Music. Generally not too bad. Choirs is virtually painless. Orchestra? It’s almost an endurance test in the early years. Have you heard a 9 year old try to play the violin? I have. Two different kids. Please no. No. My daughter has played for 6 years now. I have to say…it didn’t sound like music until 7th grade. That was year FOUR for those of you keeping track. Even at the music concerts there is chatter about private lessons, what ensemble group to audition for next year, who got the solo, first chair, practice habits. I’m coming clean. Kids in this house-they didn’t get in their 5,438 minutes of music each week. Never. Math comes before music. I can’t fight ALL the battles. I’m only 1/4 Chinese rendering me virtually useless when it comes to being a Tiger Mother.
Knowledge Bowl. Have you witnessed this craziness? Hundreds of kids from everywhere battling it out to answer questions like, “In what dystopian novel could you find the quote ‘We stand against the small tide of those who want to make everyone unhappy with conflicting theory and thought'”? Buzzers are rung all over the room while I try to think of more than one dystopian novel. Wow. By the way…It’s from Fahrenheit 451. These kids are middle schoolers who are well versed in Bradbury. I was reading the Sweet Valley High Series in 6th grade. Those crazy Wakefield twins and their romances NEVER said anything deep or memorable and I liked it that way. Hundreds of parents are walking up and down the hallways watching kids answer questions and discussing how their school runs practice, what teams are the best, and other things I’m not interested in.
This brings me to Cross Country. Watching cross country is my thing. Finally, I’ve found my sport. Truth be told-I cried at nearly every meet. Cried. This is why. It’s all outside at a school on (mostly) lovely fall days for about an hour. They run in huge groups divided up by grade and gender. I can pick out a couple of kids I know in the blur that go by but I’m keenly watching for my son who is fairly easy to pick out since he refuses to wear actual running shorts because (“Mom-they are insanely short”)
On both sides of the course, the spectators watch and wait and cheer. And everyone cheers and claps and smiles. For everyone. I learned some things from the high school runners who were there watching the younger kids. They yell, “Pace yourself!” “Pass a couple!” “You’ve got this!” “Go go go!” “Finish strong!” Now I say those things. I can belt out a really good “pass a couple”-it’s such a reasonable cheer for a non-competitive person. And when they are finished…many of the runners go back to cheer on those behind them…their teammates and those who are competing against them. And some of the kids have buddy runners who run with them and encourage them to keep going and to finish. This makes me cry every time. The kids who need the extra help giving it everything they have and the kids who are giving the extra help giving it everything they have make me cry in equal measure. And everyone cheers those kids on until the very last one crosses the line.

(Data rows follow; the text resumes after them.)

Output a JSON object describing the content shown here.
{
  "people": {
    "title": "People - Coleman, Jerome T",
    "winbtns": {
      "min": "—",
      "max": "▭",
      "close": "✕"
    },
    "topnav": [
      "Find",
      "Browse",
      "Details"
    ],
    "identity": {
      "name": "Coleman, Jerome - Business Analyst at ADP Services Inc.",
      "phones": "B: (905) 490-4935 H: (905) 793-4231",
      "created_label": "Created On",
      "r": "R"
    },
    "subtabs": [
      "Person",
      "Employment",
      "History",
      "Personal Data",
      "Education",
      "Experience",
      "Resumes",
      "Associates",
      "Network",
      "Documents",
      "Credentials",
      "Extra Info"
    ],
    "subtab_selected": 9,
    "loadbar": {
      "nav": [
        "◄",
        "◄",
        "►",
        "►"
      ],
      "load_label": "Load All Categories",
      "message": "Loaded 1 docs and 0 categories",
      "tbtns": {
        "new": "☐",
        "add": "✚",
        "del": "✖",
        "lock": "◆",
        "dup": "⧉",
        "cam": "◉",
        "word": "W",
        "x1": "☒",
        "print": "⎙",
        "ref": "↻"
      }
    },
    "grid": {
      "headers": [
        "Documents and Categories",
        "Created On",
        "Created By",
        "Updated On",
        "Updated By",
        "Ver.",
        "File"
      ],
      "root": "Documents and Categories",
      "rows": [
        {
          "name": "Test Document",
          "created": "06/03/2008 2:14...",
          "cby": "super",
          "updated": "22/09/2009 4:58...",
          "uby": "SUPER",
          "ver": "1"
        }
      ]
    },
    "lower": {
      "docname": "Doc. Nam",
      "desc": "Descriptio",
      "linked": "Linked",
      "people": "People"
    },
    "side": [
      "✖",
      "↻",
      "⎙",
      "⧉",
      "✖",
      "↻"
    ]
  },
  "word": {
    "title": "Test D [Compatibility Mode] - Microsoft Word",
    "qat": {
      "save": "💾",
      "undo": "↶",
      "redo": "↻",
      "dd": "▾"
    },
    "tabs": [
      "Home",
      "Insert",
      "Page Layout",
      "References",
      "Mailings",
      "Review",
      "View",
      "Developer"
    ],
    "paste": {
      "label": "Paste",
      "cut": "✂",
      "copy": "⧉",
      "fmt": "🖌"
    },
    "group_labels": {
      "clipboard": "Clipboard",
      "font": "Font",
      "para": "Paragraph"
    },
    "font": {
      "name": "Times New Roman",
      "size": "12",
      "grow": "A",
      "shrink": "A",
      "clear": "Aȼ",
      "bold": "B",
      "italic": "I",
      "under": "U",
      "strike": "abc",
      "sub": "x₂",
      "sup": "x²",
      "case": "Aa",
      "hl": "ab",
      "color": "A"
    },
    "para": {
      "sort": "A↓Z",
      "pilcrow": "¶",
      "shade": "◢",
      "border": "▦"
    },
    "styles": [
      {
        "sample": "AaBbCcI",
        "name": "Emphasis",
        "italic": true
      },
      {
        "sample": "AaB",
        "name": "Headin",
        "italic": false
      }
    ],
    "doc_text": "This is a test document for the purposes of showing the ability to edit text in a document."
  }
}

This. This is what appeals to my deepest sense of what I think is right and important about athletics. Participation. Being part of a larger team. Belonging to the group. Get out there and do something and try even if you are not first, or second, or twelfth. Do this with joy. Do we not all benefit when everyone crosses the finish line? The pure joy of participation is not exclusively owned by the winners.
Next up for my professional spectator role: Track!? My son said he would like to try track. I said, “Great. I’ll sign you up. What made you decide to try track?” He said, “It sounds fun. It’s all the cross country kids.” I hope he does his very best. I hope someone in front of him is pulling for him and mostly I hope he turns around at the finish line to root for anyone still running.
I plan on swarming them all with cheers. An encouragement swarm. Finish strong!